The annual open enrollment period for joining, switching or dropping Medicare Advantage health insurance plans, provided by private companies starts next week, and zero-premium offerings are expected to be more popular than ever with Americans feeling the squeeze of inflation.
People ages 65 and older, or younger individuals with disabilities who qualify for coverage starting October 15 and running through December 7, can apply for coverage beginning at the beginning of 2023 under the government's guidelines.
But not all plans are the same, experts say shoppers are advised to do their research to make sure they are receiving optimal coverage, even if no premium is charged, and there could be other costs involved.
Melissa Brenner, an insurance broker in Charlotte, North Carolina, told the Associated Press that it is not a one-size-fit-all program. You don't want to look at a zero plan and just enroll in it. Medicare Advantage plans are similar to traditional government-run plans, except that they typically require patients to visit health care providers or pharmacies within a network. Individuals with private plans will still have to pay Medicare Part B's monthly cost to cover doctor's visits.
The cost will come out to $164.90 a month next year and is usually deducted from Social Security checks.

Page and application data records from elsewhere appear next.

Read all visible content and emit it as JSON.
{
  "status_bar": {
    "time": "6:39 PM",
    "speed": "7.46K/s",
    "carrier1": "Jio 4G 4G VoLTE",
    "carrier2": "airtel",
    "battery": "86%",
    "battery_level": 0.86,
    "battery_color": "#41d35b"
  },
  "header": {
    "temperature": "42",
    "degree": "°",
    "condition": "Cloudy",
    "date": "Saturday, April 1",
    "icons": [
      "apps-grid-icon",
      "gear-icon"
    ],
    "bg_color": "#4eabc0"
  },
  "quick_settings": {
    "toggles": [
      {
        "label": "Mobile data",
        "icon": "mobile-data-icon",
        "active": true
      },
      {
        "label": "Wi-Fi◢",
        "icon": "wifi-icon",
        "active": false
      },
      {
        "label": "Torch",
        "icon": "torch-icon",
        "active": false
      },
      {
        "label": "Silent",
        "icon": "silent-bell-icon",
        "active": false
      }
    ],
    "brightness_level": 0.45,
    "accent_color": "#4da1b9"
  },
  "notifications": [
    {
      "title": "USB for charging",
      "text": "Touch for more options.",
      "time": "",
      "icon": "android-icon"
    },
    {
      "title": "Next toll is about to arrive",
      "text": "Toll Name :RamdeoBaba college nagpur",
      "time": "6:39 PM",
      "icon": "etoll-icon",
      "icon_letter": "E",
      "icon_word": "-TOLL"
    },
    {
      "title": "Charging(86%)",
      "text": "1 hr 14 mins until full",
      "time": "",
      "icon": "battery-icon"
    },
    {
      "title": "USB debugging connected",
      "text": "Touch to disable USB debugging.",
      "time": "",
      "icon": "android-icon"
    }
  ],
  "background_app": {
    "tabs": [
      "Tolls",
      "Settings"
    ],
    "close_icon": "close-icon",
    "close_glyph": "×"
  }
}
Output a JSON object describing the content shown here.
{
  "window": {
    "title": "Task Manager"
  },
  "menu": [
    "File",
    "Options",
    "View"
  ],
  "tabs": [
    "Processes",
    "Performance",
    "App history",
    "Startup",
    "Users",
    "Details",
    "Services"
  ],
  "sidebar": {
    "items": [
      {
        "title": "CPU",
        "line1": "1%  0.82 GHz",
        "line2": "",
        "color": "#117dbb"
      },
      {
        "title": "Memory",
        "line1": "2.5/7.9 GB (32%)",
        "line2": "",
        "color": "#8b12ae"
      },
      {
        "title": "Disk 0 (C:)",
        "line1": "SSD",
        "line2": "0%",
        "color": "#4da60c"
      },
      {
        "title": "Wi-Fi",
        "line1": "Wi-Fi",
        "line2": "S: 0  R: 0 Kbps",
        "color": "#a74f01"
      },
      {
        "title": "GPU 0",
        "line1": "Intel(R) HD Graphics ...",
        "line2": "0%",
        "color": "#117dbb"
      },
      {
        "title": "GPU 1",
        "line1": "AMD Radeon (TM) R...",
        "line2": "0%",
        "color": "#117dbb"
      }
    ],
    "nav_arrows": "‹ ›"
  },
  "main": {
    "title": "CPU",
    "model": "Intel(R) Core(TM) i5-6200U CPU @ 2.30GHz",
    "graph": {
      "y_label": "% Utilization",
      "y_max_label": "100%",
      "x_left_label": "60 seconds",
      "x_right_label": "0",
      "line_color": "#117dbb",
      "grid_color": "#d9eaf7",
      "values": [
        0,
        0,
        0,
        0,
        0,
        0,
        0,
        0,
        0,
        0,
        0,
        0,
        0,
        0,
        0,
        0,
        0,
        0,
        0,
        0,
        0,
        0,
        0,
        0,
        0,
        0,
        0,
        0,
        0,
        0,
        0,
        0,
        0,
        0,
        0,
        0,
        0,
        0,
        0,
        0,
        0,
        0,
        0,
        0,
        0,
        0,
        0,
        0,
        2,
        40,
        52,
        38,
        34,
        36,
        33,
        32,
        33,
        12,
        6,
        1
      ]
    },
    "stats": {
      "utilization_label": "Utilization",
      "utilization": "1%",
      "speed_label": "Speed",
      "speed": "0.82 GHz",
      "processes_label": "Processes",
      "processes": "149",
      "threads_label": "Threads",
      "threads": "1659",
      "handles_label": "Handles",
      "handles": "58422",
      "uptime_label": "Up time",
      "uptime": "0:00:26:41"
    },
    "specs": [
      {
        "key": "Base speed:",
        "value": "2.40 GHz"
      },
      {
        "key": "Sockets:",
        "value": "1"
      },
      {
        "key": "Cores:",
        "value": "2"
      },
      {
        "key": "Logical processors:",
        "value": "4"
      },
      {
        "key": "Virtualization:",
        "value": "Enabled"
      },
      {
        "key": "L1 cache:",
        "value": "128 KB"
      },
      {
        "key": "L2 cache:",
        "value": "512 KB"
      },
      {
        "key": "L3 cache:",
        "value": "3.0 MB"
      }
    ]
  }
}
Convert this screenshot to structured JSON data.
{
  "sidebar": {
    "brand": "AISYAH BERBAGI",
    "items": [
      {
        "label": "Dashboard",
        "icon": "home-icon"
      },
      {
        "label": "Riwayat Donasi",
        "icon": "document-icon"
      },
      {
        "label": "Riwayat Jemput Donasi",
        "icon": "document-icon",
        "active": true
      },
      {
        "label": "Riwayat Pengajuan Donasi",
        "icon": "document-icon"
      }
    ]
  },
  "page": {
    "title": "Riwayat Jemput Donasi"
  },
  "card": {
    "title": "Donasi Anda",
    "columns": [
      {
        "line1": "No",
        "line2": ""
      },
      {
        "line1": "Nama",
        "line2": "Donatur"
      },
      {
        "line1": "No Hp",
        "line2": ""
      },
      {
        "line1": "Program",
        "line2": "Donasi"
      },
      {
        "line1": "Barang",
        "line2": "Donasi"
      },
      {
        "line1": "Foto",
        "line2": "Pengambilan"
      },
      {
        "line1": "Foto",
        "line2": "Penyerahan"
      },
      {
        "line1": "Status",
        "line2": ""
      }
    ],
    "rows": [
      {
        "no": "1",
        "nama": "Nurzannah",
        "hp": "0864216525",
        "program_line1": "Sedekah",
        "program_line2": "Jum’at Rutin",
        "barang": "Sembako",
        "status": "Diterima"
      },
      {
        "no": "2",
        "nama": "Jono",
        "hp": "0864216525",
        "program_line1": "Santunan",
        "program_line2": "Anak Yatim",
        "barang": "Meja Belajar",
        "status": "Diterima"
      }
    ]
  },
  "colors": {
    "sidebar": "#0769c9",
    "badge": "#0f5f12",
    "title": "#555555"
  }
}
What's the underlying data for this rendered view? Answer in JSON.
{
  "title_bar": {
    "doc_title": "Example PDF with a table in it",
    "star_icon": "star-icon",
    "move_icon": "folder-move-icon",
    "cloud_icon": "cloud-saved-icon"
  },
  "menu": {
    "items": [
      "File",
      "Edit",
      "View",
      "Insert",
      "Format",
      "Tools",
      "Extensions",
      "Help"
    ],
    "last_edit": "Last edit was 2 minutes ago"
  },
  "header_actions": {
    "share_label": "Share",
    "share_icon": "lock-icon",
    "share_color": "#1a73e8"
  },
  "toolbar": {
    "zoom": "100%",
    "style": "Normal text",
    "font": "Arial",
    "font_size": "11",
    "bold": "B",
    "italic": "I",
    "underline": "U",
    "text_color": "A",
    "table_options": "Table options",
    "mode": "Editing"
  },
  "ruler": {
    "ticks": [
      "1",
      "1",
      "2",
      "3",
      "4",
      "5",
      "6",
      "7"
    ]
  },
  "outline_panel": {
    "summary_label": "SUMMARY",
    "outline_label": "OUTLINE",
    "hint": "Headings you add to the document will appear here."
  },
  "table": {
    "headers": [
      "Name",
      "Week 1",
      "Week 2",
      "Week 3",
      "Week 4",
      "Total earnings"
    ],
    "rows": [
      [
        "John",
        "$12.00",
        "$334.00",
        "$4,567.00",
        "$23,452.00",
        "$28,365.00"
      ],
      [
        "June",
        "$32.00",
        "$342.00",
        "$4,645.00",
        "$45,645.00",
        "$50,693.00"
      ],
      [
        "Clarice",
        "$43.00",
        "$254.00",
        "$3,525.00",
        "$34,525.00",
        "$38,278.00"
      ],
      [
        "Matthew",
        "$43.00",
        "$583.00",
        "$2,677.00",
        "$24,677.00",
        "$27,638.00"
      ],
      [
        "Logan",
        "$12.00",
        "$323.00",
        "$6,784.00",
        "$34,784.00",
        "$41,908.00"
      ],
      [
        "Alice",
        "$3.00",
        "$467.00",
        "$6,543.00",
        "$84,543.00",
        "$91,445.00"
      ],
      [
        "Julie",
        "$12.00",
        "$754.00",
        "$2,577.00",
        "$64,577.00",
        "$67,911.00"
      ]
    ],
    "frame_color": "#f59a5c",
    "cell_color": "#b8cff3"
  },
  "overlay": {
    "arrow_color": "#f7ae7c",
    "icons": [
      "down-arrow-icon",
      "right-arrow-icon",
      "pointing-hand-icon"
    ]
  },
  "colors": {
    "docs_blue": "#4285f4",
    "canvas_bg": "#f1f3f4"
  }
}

Brenner recommends that shoppers look at the networks, co-pay costs and annual out-of- pocket maximums when comparing plans, rather than just looking at the price of premiums or lack thereof. No-premium plans can be great for people who are healthy and don't need a lot of medical services, but plan with less coverage can be a bigger risk for those who are not and amount to more significant out-of- pocket costs.